The budding design team got their big break when fashion designer Donna Karan asked them to create an ad for her; they would later go on to design her iconic DKNY logo. By the mid-1980s, the Arnell-Bickford agency was on a roll, with clients that included Bank of America, Chanel, Condé Nast, and Tommy Hilfiger. Arnell, still in his late 20s, acquired an 8,000 square-foot penthouse in Tribeca and an estate in tony Katonah, NY.
Yet even as Arnell’s star rose, stories began to circulate about his volatile temper and misogynistic attitude toward women. The harsh reality of working for Arnell was exposed in detail by a sexual harassment suit brought against him by four former assistants in the 1990s. The suit accused Arnell of verbally abusing plaintiffs during “fits of rage” simply for being women, letting off strings of expletives and degrading them for the benefit of the male employees present. He would frequently use foul and abusive language to reduce office workers—particularly women—to tears for the way they took a message, phrased a question, or cleaned the top of his desk.
His lawyer gave up even trying to defend her client’s behavior and could only claim that the actions were “not illegal.” She cited in her motion “the right to free speech” in responding to the plaintiffs’ defamation and emotional distress claims. The essence of Arnell’s defense: “As case law demonstrates, words like ‘stupid,’ ‘useless,’ ‘worthless,’ and ‘incompetent’ constitute non-actionable, protected opinions.” The suit was eventually settled out of court.
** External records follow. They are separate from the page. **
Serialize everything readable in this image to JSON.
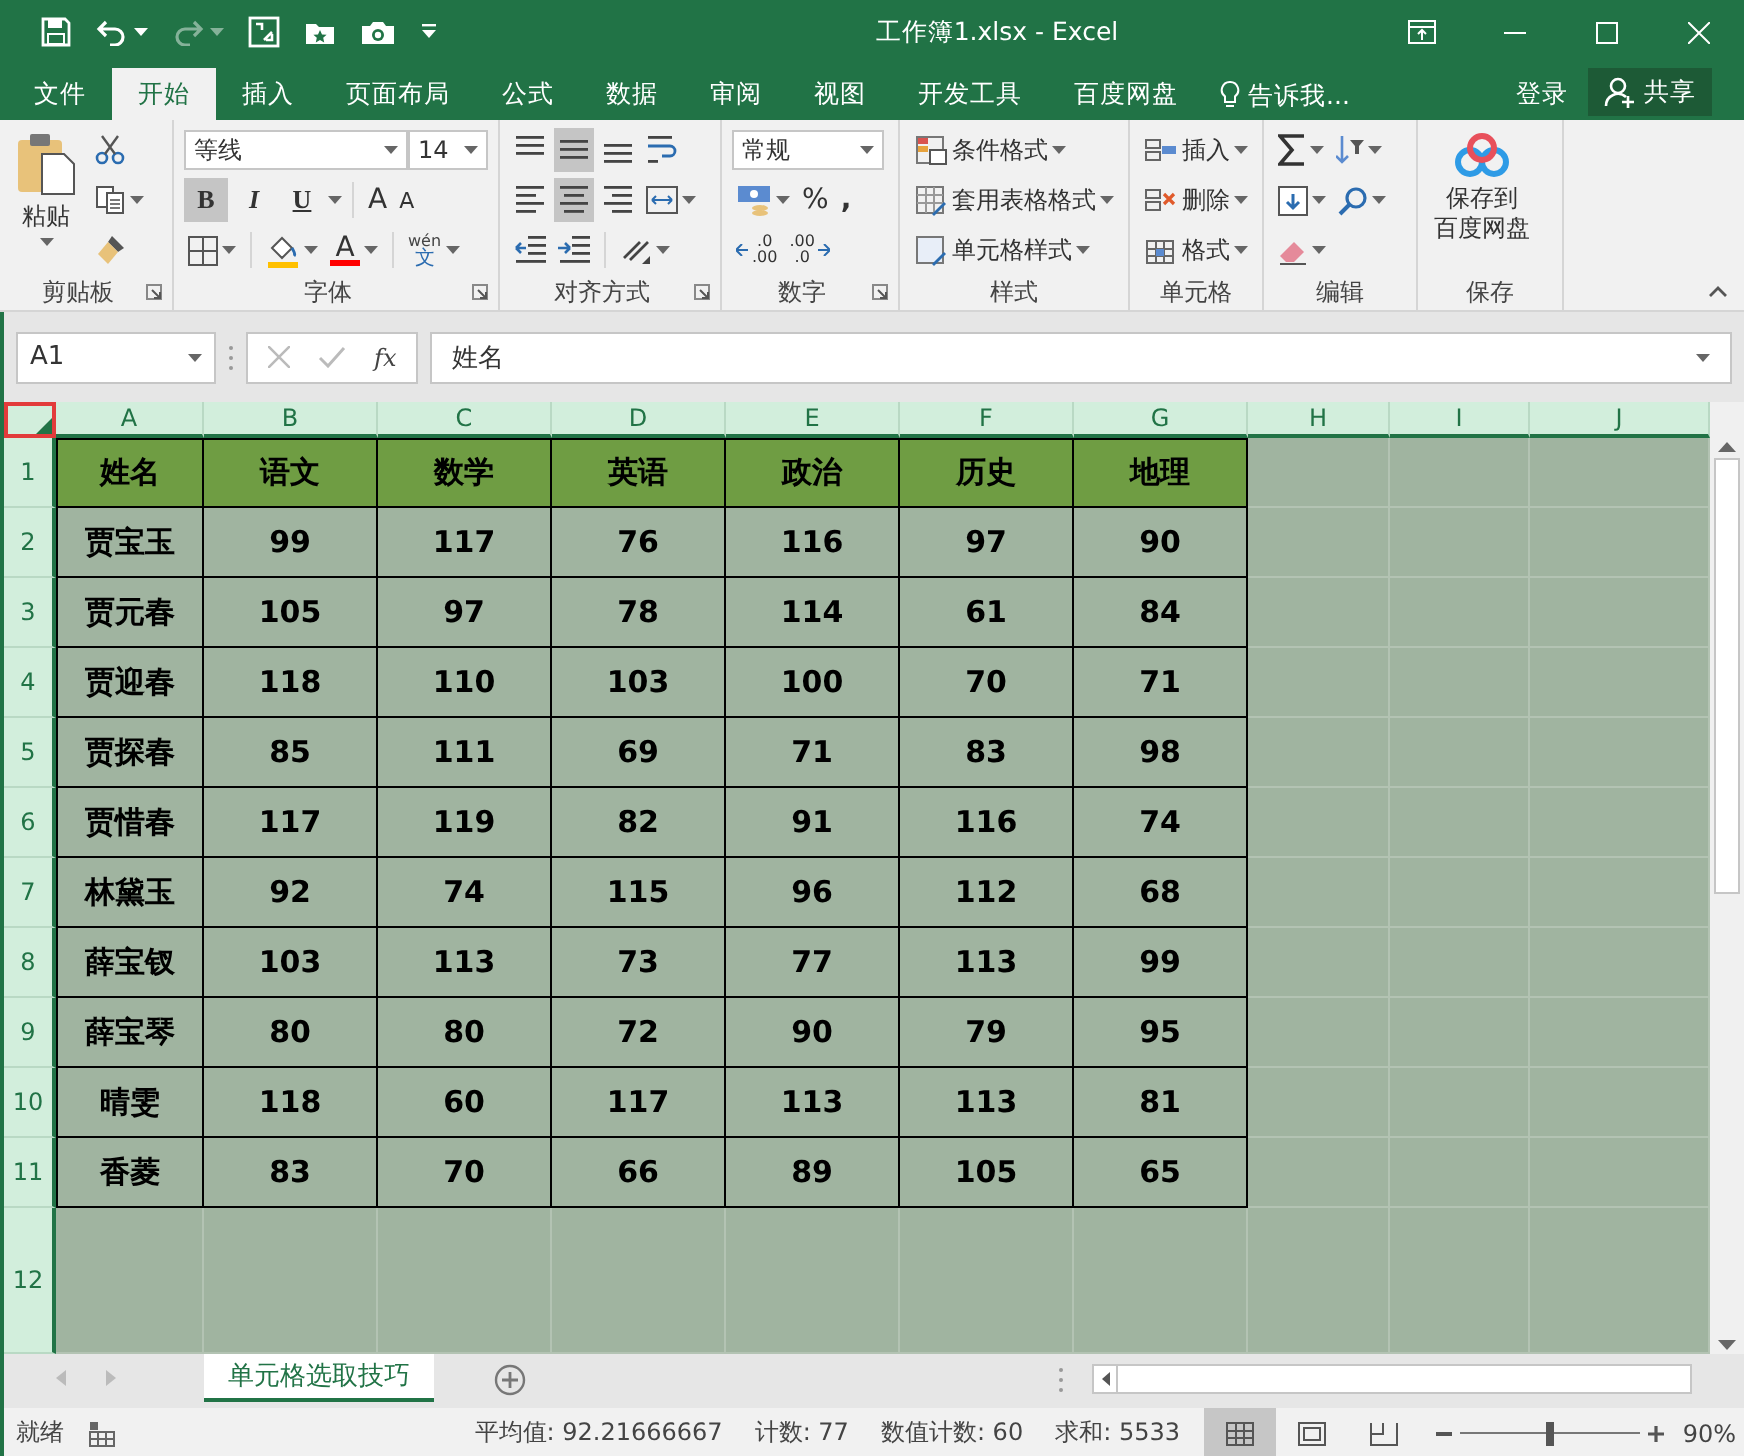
{
  "window": {
    "title": "工作簿1.xlsx - Excel"
  },
  "ribbon_tabs": [
    {
      "label": "文件",
      "selected": false
    },
    {
      "label": "开始",
      "selected": true
    },
    {
      "label": "插入",
      "selected": false
    },
    {
      "label": "页面布局",
      "selected": false
    },
    {
      "label": "公式",
      "selected": false
    },
    {
      "label": "数据",
      "selected": false
    },
    {
      "label": "审阅",
      "selected": false
    },
    {
      "label": "视图",
      "selected": false
    },
    {
      "label": "开发工具",
      "selected": false
    },
    {
      "label": "百度网盘",
      "selected": false
    }
  ],
  "tell_me": {
    "placeholder": "告诉我..."
  },
  "account": {
    "sign_in": "登录",
    "share": "共享"
  },
  "ribbon": {
    "clipboard": {
      "label": "剪贴板",
      "paste": "粘贴"
    },
    "font": {
      "label": "字体",
      "font_name": "等线",
      "font_size": "14",
      "styles": [
        {
          "label": "B",
          "selected": true
        },
        {
          "label": "I",
          "selected": false
        },
        {
          "label": "U",
          "selected": false
        }
      ],
      "grow": "A",
      "shrink": "A",
      "font_color": "A",
      "phonetic": [
        "wén",
        "文"
      ]
    },
    "alignment": {
      "label": "对齐方式",
      "buttons": [
        {
          "kind": "top",
          "selected": false
        },
        {
          "kind": "middle",
          "selected": true
        },
        {
          "kind": "bottom",
          "selected": false
        },
        {
          "kind": "wrap",
          "selected": false
        },
        {
          "kind": "left",
          "selected": false
        },
        {
          "kind": "center",
          "selected": true
        },
        {
          "kind": "right",
          "selected": false
        },
        {
          "kind": "merge",
          "selected": false
        },
        {
          "kind": "outdent",
          "selected": false
        },
        {
          "kind": "indent",
          "selected": false
        },
        {
          "kind": "orientation",
          "selected": false
        }
      ]
    },
    "number": {
      "label": "数字",
      "format": "常规",
      "percent": "%",
      "comma": ",",
      "increase_decimal": [
        ".0",
        ".00"
      ],
      "decrease_decimal": [
        ".00",
        ".0"
      ]
    },
    "styles": {
      "label": "样式",
      "items": [
        "条件格式",
        "套用表格格式",
        "单元格样式"
      ]
    },
    "cells": {
      "label": "单元格",
      "items": [
        "插入",
        "删除",
        "格式"
      ]
    },
    "editing": {
      "label": "编辑"
    },
    "save": {
      "label": "保存",
      "button": [
        "保存到",
        "百度网盘"
      ]
    }
  },
  "formula_bar": {
    "name_box": "A1",
    "function_label": "fx",
    "formula": "姓名"
  },
  "sheet": {
    "all_selected": true,
    "select_all_highlighted": true,
    "columns": [
      "A",
      "B",
      "C",
      "D",
      "E",
      "F",
      "G",
      "H",
      "I",
      "J"
    ],
    "rows": [
      "1",
      "2",
      "3",
      "4",
      "5",
      "6",
      "7",
      "8",
      "9",
      "10",
      "11",
      "12"
    ],
    "cells": [
      [
        "姓名",
        "语文",
        "数学",
        "英语",
        "政治",
        "历史",
        "地理"
      ],
      [
        "贾宝玉",
        "99",
        "117",
        "76",
        "116",
        "97",
        "90"
      ],
      [
        "贾元春",
        "105",
        "97",
        "78",
        "114",
        "61",
        "84"
      ],
      [
        "贾迎春",
        "118",
        "110",
        "103",
        "100",
        "70",
        "71"
      ],
      [
        "贾探春",
        "85",
        "111",
        "69",
        "71",
        "83",
        "98"
      ],
      [
        "贾惜春",
        "117",
        "119",
        "82",
        "91",
        "116",
        "74"
      ],
      [
        "林黛玉",
        "92",
        "74",
        "115",
        "96",
        "112",
        "68"
      ],
      [
        "薛宝钗",
        "103",
        "113",
        "73",
        "77",
        "113",
        "99"
      ],
      [
        "薛宝琴",
        "80",
        "80",
        "72",
        "90",
        "79",
        "95"
      ],
      [
        "晴雯",
        "118",
        "60",
        "117",
        "113",
        "113",
        "81"
      ],
      [
        "香菱",
        "83",
        "70",
        "66",
        "89",
        "105",
        "65"
      ]
    ]
  },
  "sheet_tabs": [
    {
      "label": "单元格选取技巧",
      "selected": true
    }
  ],
  "status_bar": {
    "ready": "就绪",
    "stats": [
      "平均值: 92.21666667",
      "计数: 77",
      "数值计数: 60",
      "求和: 5533"
    ],
    "views": [
      {
        "kind": "normal",
        "selected": true
      },
      {
        "kind": "page_layout",
        "selected": false
      },
      {
        "kind": "page_break",
        "selected": false
      }
    ],
    "zoom": {
      "level": 0.5,
      "label": "90%"
    }
  }
}
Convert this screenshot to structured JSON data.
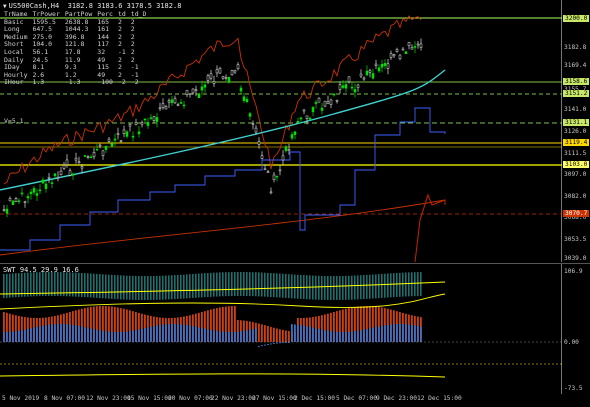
{
  "chart_title": "US500Cash,H4  3182.8 3183.6 3178.5 3182.8",
  "stats": {
    "headers": [
      "TrName",
      "TrPower",
      "PartPow",
      "Perc",
      "td",
      "td_D"
    ],
    "rows": [
      [
        "Basic",
        "1595.5",
        "2638.8",
        "165",
        "2",
        "2"
      ],
      [
        "Long",
        "647.5",
        "1044.3",
        "161",
        "2",
        "2"
      ],
      [
        "Medium",
        "275.0",
        "396.8",
        "144",
        "2",
        "2"
      ],
      [
        "Short",
        "104.0",
        "121.8",
        "117",
        "2",
        "2"
      ],
      [
        "Local",
        "56.1",
        "17.8",
        "32",
        "-1",
        "2"
      ],
      [
        "Daily",
        "24.5",
        "11.9",
        "49",
        "2",
        "2"
      ],
      [
        "IDay",
        "8.1",
        "9.3",
        "115",
        "2",
        "-1"
      ],
      [
        "Hourly",
        "2.6",
        "1.2",
        "49",
        "2",
        "-1"
      ],
      [
        "IHour",
        "1.3",
        "-1.3",
        "-100",
        "-2",
        "-2"
      ]
    ],
    "v_label": "V=5.1"
  },
  "price_labels": [
    "3182.8",
    "3169.4",
    "3155.7",
    "3141.0",
    "3126.0",
    "3111.5",
    "3097.0",
    "3082.0",
    "3068.0",
    "3053.5",
    "3039.0"
  ],
  "price_tags": [
    {
      "text": "3200.0",
      "bg": "#c8e86a"
    },
    {
      "text": "3158.6",
      "bg": "#c8e86a"
    },
    {
      "text": "3151.2",
      "bg": "#c8e86a"
    },
    {
      "text": "3131.1",
      "bg": "#c8e86a"
    },
    {
      "text": "3119.4",
      "bg": "#ffd700"
    },
    {
      "text": "3103.0",
      "bg": "#ffff66"
    },
    {
      "text": "3070.7",
      "bg": "#cc3300"
    }
  ],
  "sub_title": "SWT 94.5 29.9 16.6",
  "sub_labels": [
    "106.9",
    "0.00",
    "-73.5"
  ],
  "x_labels": [
    "5 Nov 2019",
    "8 Nov 07:00",
    "12 Nov 23:00",
    "15 Nov 15:00",
    "20 Nov 07:00",
    "22 Nov 23:00",
    "27 Nov 15:00",
    "2 Dec 15:00",
    "5 Dec 07:00",
    "9 Dec 23:00",
    "12 Dec 15:00"
  ],
  "colors": {
    "candle_up": "#00e000",
    "candle_down": "#e0e0e0",
    "ma_cyan": "#40d0d0",
    "envelope_red": "#c83200",
    "blue_step": "#4060ff",
    "yellow_line": "#ffff00",
    "green_line": "#a8ff60"
  }
}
Meanwhile, a feature article during the summer of 1996 in American Photo magazine about one of his campaigns captured an exchange in which Arnell berated his staff for their work. The reporter wrote that Arnell said his outburst was ''a good opportunity to spread a little healthy fear among the crew.''
In 2007, when Arnell made Gawker’s list of “New York’s Worst Bosses”, one employee was moved to defend the man: "It's all true. Arnell is a difficult boss as well as a sadist with a lower case, sans serif ‘s.’ He's also a crude bully, a terrible coward and famously insincere. But, in his favor, when he's not pretending to kiss the ass of the insipid rich, famous and powerful, he shows a refreshing contempt for authority and takes an anarchistic delight in creative destruction. His saving grace is that the man is ultimately an aesthete. Of his many fetishes, his love of beauty has compelled him to create some of the most beautiful advertising work in the last twenty years."
This quote perfectly encapsulates the dichotomy that so many mean entrepreneurs embody: they are at once inspiring and unbearable. It’s worth mentioning, however, that the comments on the Gawker piece are a litany of Arnell legends not fit to print.
Arnell’s career hit major turbulence in the 2000s after widely derided design work on the Tropicana and Pepsi brands and later, a fallout with Omnicom, the company that acquired his advertising firm in 2001. Despite his setbacks, we certainly haven’t heard the last of Arnell; he was reported to be back working with GNC in 2013, and last year Frank Gehry curated a splashy retrospective of his work.
So why does someone as successful as Arnell behave so abusively toward his staff? And why, despite widespread stories of his unconscionable behavior, does he have such staying power?